Wednesday, October 14, 2020

In Crisis Opportunity: IMF Pandemic Loans Begin Privatization Of The Developing World

mintpressnews  |  The enormous economic dislocation caused by the COVID-19 pandemic offers a unique opportunity to fundamentally alter the structure of society, and the International Monetary Fund (IMF) if using the crisis to implement near-permanent austerity measures across the world.

76 of the 91 loans it has negotiated with 81 nations since the beginning of the worldwide pandemic in March have come attached with demands that countries adopt measures such as deep cuts to public services and pensions — measures that will undoubtedly entail privatization, wage freezes or cuts, or the firing of public sector workers like doctors, nurses, teachers and firefighters.

The principal cheerleader for neoliberal austerity measures across the globe for decades, the IMF has recently (quietly) begun admitting that these policies have not worked and generally make problems like poverty, uneven development, and inequality even worse. Furthermore, they have also failed even to bring the promised economic growth that was meant to counteract these negative effects.

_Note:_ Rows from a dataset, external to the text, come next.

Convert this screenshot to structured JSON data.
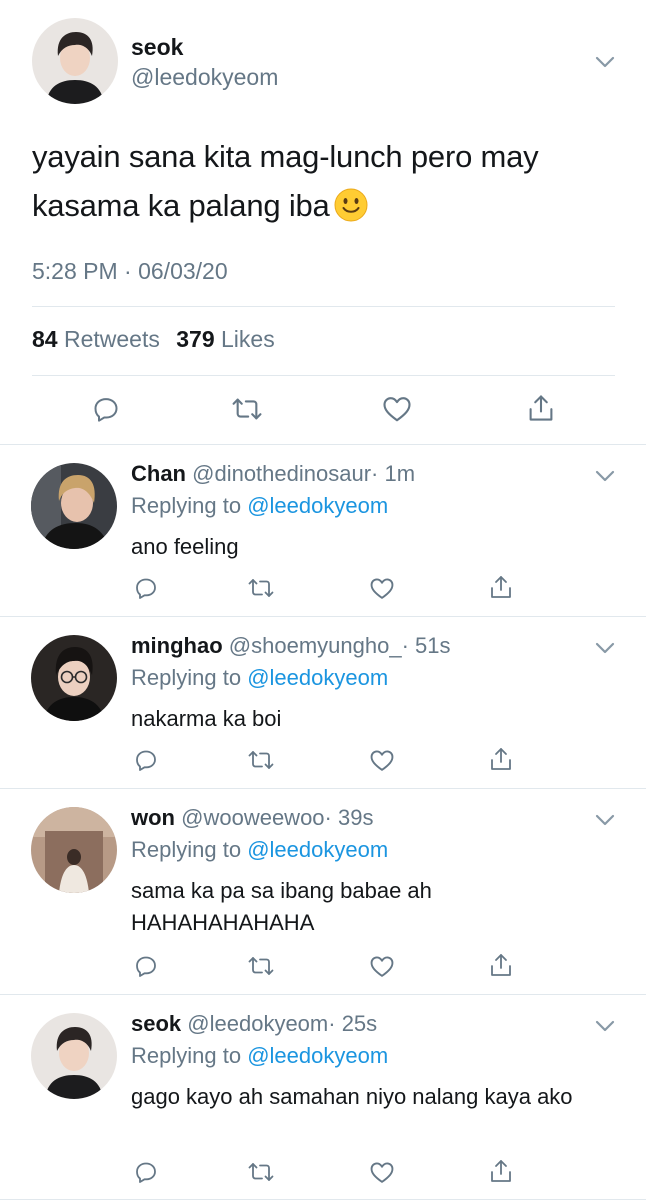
{
  "main_tweet": {
    "name": "seok",
    "handle": "@leedokyeom",
    "text": "yayain sana kita mag-lunch pero may kasama ka palang iba",
    "timestamp": "5:28 PM · 06/03/20",
    "retweets": "84",
    "retweets_label": "Retweets",
    "likes": "379",
    "likes_label": "Likes"
  },
  "replying_to_label": "Replying to",
  "replies": [
    {
      "name": "Chan",
      "handle": "@dinothedinosaur",
      "time": "· 1m",
      "replying_to": "@leedokyeom",
      "text": "ano feeling"
    },
    {
      "name": "minghao",
      "handle": "@shoemyungho_",
      "time": "· 51s",
      "replying_to": "@leedokyeom",
      "text": "nakarma ka boi"
    },
    {
      "name": "won",
      "handle": "@wooweewoo",
      "time": "· 39s",
      "replying_to": "@leedokyeom",
      "text": "sama ka pa sa ibang babae ah HAHAHAHAHAHA"
    },
    {
      "name": "seok",
      "handle": "@leedokyeom",
      "time": "· 25s",
      "replying_to": "@leedokyeom",
      "text": "gago kayo ah samahan niyo nalang kaya ako"
    }
  ],
  "icons": {
    "reply": "reply-icon",
    "retweet": "retweet-icon",
    "like": "heart-icon",
    "share": "share-icon",
    "more": "chevron-down-icon",
    "emoji": "slightly-smiling-face-emoji"
  },
  "colors": {
    "text": "#14171a",
    "secondary": "#657786",
    "link": "#1b95e0",
    "divider": "#e1e8ed"
  }
}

In 2016, it described its own policies as “oversold” and earlier summed up its experiments in Latin America as “all pain, no gain.” Thus, its own reports explicitly state its policies do not work.

“The IMF has sounded the alarm about a massive spike in inequality in the wake of the pandemic. Yet it is steering countries to pay for pandemic spending by making austerity cuts that will fuel poverty and inequality,” Chema Vera, Interim Executive Director of Oxfam International, said today.

These measures could leave millions of people without access to healthcare or income support while they search for work, and could thwart any hope of sustainable recovery. In taking this approach, the IMF is doing an injustice to its own research. Its head needs to start speaking to its hands.”

Oxfam has identified at least 14 countries that it expects will imminently freeze or cut public sector wages and jobs. Tunisia, for example, has only 13 doctors per 10,000 people. Any cuts to its already scant healthcare system would cripple it in its fight against the coronavirus. “If people can’t afford testing and care for COVID-19 and other health needs, the virus will continue to spread unchecked and more people will die. Out-of-pocket healthcare expenses were a tragedy before the pandemic, and now they are a death sentence,” Vera added.